Record excerpts

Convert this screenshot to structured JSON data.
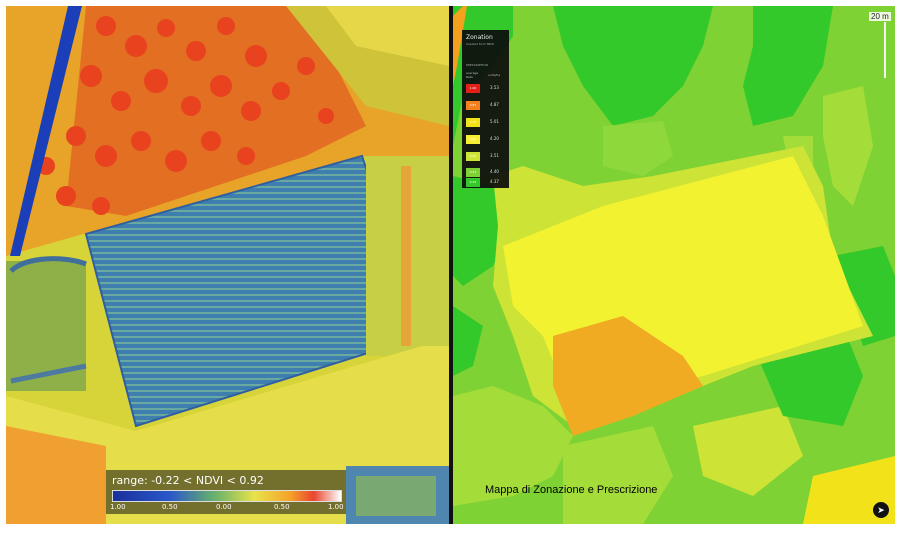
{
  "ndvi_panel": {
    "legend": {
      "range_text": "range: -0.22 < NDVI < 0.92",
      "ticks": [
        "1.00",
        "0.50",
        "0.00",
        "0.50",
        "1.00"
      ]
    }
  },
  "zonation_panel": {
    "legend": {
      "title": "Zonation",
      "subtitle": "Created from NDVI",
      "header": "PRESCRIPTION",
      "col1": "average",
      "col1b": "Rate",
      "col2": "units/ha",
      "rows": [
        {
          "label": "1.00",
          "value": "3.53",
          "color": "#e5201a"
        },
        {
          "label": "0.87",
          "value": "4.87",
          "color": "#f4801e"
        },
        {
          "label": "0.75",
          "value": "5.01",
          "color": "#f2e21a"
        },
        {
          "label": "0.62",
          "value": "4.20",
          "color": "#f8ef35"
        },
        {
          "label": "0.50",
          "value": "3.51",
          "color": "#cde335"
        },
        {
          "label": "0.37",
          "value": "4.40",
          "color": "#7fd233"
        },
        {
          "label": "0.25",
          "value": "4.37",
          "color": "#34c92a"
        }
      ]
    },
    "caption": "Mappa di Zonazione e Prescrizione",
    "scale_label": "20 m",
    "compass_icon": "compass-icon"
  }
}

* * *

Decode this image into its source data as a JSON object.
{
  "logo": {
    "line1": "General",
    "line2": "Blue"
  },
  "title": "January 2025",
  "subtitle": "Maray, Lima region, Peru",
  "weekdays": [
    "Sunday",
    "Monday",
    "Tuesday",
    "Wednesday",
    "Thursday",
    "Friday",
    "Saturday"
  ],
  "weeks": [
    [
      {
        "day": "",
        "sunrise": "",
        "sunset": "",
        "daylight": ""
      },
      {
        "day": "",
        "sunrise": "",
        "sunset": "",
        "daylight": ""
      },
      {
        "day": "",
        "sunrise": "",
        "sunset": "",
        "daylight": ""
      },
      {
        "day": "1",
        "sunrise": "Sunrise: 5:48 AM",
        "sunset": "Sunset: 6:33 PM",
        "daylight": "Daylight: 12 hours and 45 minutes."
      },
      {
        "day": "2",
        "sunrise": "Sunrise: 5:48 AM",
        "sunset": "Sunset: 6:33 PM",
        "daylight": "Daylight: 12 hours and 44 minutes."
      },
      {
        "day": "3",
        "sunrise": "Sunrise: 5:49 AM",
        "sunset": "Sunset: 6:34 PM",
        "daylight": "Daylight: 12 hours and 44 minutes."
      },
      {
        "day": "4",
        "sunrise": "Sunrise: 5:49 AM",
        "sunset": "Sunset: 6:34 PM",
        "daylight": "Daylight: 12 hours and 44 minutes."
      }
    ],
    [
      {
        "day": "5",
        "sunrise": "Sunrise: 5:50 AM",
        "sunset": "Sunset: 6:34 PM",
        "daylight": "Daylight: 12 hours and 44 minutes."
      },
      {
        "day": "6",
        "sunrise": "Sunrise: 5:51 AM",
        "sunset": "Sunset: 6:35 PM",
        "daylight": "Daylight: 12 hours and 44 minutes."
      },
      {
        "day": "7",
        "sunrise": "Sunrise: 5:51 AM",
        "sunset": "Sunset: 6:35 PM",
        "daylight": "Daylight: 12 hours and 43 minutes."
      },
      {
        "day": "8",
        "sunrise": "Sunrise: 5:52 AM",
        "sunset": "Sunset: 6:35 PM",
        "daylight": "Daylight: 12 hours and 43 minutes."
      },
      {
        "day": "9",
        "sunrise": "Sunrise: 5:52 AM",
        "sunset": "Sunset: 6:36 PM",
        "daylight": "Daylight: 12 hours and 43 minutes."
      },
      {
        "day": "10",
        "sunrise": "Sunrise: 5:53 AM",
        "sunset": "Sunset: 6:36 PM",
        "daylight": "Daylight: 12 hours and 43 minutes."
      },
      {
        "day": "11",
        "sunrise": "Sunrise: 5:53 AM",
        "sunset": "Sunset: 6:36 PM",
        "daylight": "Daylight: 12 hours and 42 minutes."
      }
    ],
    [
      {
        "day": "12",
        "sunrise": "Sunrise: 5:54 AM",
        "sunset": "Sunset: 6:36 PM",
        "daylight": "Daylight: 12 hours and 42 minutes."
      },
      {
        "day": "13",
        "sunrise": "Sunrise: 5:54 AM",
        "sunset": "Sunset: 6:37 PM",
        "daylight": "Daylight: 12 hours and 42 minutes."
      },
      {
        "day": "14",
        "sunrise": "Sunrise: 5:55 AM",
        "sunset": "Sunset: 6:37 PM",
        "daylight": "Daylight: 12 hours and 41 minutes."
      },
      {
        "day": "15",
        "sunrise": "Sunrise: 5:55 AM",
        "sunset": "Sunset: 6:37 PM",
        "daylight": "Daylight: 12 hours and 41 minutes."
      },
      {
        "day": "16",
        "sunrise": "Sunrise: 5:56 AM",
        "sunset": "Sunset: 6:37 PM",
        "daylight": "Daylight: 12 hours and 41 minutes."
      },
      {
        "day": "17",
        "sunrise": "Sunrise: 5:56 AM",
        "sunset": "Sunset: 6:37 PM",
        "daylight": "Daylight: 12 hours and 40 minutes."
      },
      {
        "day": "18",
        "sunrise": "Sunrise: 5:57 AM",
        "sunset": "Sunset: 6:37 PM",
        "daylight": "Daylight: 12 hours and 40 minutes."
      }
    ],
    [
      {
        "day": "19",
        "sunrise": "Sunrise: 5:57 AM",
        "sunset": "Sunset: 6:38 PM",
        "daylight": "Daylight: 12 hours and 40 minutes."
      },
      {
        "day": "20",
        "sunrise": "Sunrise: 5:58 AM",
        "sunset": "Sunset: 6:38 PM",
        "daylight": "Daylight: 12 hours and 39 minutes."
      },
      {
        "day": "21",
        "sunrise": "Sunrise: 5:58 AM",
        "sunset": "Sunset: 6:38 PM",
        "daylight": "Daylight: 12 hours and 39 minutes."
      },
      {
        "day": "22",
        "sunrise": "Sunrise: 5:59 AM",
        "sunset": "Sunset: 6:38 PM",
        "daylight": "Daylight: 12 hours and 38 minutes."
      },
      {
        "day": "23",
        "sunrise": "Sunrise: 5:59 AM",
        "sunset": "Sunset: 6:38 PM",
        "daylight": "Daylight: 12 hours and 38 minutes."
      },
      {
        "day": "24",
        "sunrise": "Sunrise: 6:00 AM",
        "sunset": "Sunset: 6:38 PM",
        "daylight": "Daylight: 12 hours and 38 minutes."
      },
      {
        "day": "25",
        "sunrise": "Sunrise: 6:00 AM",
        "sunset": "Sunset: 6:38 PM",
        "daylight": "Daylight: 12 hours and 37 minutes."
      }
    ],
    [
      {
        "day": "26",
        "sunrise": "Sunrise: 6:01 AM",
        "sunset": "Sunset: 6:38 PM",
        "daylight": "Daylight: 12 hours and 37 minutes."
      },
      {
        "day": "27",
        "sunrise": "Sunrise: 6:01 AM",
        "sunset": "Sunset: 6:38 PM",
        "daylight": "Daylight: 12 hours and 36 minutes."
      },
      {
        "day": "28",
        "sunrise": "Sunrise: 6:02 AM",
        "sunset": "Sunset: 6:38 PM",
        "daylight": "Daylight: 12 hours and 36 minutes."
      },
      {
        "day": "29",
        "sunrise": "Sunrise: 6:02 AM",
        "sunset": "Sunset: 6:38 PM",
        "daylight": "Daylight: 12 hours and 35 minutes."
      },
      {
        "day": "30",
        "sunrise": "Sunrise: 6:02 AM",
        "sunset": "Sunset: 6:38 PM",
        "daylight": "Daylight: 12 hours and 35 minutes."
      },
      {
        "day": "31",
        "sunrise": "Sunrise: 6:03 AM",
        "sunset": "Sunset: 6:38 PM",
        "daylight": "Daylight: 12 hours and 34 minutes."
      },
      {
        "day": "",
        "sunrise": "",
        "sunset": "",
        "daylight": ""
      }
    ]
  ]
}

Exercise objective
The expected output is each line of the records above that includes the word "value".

Solved exercise
          "value": "3.53",
          "value": "4.87",
          "value": "5.01",
          "value": "4.20",
          "value": "3.51",
          "value": "4.40",
          "value": "4.37",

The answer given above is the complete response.